DESCRIPTION OF THE TASK: Give back each line of the listing below that contains the string "customer".

RECORDS FOR PROCESSING:
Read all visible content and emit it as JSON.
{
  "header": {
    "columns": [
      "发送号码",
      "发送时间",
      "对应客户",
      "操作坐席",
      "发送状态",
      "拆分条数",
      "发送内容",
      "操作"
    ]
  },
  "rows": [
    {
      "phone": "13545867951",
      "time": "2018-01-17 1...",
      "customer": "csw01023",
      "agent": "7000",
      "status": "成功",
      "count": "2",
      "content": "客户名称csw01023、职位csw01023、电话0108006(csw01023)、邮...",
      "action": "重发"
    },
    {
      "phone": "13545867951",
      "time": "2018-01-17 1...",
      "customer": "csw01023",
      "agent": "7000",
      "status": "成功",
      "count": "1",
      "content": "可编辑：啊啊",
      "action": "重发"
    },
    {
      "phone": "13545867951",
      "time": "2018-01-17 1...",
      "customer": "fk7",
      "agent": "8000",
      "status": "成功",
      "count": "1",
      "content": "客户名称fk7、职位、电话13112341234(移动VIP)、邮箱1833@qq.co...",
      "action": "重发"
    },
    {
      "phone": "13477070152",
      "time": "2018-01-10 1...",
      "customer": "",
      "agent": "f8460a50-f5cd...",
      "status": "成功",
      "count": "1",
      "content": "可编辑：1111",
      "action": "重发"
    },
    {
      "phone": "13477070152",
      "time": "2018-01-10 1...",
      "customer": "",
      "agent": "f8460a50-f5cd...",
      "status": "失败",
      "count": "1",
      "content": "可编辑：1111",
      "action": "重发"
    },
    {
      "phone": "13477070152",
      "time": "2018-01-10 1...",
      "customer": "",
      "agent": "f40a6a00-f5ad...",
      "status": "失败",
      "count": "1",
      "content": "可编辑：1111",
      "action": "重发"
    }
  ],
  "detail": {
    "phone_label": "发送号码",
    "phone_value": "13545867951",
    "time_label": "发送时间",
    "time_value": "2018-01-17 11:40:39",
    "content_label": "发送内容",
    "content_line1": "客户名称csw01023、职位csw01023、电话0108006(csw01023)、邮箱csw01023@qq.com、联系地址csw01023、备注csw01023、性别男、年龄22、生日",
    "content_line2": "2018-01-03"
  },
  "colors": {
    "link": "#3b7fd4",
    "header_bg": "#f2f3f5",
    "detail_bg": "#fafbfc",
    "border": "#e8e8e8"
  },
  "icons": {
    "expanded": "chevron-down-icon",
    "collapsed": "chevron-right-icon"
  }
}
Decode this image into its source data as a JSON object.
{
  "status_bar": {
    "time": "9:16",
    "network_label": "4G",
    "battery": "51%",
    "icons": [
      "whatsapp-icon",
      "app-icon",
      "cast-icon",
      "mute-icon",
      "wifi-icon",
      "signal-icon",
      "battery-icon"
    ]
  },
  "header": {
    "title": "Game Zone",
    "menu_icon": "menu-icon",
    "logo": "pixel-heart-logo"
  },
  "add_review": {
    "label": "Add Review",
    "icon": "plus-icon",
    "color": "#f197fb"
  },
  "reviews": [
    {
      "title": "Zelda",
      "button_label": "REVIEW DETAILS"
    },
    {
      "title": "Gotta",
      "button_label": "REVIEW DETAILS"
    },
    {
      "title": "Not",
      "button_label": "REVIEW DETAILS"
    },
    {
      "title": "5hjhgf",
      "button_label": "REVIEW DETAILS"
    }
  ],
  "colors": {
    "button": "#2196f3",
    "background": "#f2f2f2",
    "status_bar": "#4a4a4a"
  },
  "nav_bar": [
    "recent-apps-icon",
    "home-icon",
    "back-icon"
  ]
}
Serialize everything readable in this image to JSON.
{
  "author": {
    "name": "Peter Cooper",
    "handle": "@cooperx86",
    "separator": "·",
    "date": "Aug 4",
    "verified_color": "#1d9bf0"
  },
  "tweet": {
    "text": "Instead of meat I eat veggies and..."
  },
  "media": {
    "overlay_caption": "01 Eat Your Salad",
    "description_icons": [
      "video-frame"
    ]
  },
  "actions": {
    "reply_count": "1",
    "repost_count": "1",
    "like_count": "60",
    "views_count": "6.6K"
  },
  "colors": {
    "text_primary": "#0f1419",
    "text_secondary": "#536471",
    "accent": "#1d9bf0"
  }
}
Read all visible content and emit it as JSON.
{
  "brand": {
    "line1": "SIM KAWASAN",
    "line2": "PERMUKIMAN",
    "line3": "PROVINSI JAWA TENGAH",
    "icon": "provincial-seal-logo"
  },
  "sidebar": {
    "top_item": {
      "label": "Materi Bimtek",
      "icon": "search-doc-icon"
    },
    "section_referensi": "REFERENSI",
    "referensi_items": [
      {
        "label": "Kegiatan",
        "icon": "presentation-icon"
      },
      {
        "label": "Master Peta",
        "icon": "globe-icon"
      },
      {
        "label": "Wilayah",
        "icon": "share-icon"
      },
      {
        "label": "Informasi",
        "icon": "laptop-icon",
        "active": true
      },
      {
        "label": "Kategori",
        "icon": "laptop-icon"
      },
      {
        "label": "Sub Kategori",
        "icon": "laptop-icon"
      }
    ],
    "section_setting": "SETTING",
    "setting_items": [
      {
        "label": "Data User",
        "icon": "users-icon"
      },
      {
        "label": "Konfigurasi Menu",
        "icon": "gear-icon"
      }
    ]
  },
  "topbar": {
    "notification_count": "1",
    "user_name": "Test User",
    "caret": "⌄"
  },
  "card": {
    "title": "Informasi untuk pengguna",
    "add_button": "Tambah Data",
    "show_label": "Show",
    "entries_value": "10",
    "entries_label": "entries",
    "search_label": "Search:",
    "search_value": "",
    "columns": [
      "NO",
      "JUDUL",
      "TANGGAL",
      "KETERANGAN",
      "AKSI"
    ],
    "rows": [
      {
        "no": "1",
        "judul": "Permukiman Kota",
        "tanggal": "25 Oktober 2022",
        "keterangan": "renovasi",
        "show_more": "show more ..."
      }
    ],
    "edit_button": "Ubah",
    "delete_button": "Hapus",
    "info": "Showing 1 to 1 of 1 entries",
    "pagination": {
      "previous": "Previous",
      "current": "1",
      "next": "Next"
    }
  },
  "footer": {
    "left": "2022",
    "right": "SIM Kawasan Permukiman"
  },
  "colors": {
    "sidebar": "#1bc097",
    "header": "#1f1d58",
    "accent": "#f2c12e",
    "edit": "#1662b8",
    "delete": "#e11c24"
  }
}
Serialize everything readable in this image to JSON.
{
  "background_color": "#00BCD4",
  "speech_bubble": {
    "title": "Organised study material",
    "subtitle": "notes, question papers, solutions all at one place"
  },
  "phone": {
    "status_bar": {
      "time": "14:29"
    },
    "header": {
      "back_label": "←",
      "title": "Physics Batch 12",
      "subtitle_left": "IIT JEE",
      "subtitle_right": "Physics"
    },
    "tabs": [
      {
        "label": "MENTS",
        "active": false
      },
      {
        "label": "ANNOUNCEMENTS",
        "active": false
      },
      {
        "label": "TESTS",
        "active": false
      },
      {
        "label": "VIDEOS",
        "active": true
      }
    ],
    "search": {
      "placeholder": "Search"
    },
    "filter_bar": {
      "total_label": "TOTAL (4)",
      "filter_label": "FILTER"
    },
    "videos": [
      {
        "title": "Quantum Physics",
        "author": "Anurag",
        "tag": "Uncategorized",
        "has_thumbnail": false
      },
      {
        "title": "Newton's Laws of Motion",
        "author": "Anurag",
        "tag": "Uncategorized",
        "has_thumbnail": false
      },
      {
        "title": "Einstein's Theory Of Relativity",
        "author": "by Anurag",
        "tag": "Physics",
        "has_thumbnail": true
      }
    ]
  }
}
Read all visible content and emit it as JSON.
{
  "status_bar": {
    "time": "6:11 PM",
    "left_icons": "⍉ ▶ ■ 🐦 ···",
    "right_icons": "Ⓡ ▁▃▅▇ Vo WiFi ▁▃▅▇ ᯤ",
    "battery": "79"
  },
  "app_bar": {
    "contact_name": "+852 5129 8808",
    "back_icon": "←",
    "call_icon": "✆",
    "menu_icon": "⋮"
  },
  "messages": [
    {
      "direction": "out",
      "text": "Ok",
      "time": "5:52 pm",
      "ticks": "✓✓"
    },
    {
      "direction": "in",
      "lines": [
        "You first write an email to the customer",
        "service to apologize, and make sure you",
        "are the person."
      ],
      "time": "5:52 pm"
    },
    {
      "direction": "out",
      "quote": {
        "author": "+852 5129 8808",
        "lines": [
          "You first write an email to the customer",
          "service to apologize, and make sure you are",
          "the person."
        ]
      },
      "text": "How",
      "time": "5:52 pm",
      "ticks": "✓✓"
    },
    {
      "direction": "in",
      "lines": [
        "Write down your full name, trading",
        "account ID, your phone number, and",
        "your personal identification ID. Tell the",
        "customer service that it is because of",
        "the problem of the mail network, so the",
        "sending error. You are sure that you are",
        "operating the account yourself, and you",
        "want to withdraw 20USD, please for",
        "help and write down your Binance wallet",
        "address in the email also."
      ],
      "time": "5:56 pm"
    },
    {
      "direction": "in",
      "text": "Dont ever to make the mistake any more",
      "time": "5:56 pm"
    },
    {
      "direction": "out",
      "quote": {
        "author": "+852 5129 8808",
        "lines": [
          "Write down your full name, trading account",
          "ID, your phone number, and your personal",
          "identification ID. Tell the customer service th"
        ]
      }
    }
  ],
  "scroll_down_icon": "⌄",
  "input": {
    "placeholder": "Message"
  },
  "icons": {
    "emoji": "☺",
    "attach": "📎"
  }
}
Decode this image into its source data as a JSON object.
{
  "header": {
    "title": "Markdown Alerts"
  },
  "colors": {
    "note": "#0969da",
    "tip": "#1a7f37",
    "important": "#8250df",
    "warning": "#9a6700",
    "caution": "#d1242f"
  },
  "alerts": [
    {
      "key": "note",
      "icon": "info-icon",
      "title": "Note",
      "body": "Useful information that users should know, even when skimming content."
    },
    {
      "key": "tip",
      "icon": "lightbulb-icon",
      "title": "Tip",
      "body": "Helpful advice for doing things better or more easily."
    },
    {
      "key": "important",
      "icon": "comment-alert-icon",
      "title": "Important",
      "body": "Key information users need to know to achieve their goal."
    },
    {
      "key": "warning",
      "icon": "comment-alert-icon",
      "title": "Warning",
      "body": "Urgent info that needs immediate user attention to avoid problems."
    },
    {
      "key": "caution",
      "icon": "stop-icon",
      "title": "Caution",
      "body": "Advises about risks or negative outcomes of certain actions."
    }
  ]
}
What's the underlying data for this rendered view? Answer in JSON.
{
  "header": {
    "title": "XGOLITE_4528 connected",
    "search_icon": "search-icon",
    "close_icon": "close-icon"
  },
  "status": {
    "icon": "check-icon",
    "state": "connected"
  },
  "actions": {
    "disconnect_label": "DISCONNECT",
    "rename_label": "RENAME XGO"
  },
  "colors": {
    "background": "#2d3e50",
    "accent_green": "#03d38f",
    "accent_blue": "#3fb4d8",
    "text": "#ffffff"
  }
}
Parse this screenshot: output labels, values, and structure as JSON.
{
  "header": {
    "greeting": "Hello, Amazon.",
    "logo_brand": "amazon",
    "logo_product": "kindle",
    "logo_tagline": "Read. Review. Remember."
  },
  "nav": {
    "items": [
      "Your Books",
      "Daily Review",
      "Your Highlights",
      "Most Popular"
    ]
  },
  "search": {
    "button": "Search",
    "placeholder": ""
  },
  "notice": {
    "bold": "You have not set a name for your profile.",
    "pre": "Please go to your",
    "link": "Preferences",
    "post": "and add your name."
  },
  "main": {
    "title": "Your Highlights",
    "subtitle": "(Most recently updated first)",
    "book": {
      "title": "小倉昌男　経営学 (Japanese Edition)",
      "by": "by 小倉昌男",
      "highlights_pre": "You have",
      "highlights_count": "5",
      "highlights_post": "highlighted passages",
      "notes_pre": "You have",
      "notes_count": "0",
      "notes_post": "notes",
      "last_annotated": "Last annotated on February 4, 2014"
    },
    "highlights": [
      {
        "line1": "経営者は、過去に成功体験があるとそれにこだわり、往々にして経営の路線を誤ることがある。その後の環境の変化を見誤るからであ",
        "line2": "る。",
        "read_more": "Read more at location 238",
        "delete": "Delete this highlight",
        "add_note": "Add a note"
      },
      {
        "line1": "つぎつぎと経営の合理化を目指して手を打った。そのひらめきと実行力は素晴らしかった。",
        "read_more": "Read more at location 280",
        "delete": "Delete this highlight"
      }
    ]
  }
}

EXERCISE ANSWER:
      "customer": "csw01023",
      "customer": "csw01023",
      "customer": "fk7",
      "customer": "",
      "customer": "",
      "customer": "",
        "You first write an email to the customer",
          "You first write an email to the customer",
        "customer service that it is because of",
          "identification ID. Tell the customer service th"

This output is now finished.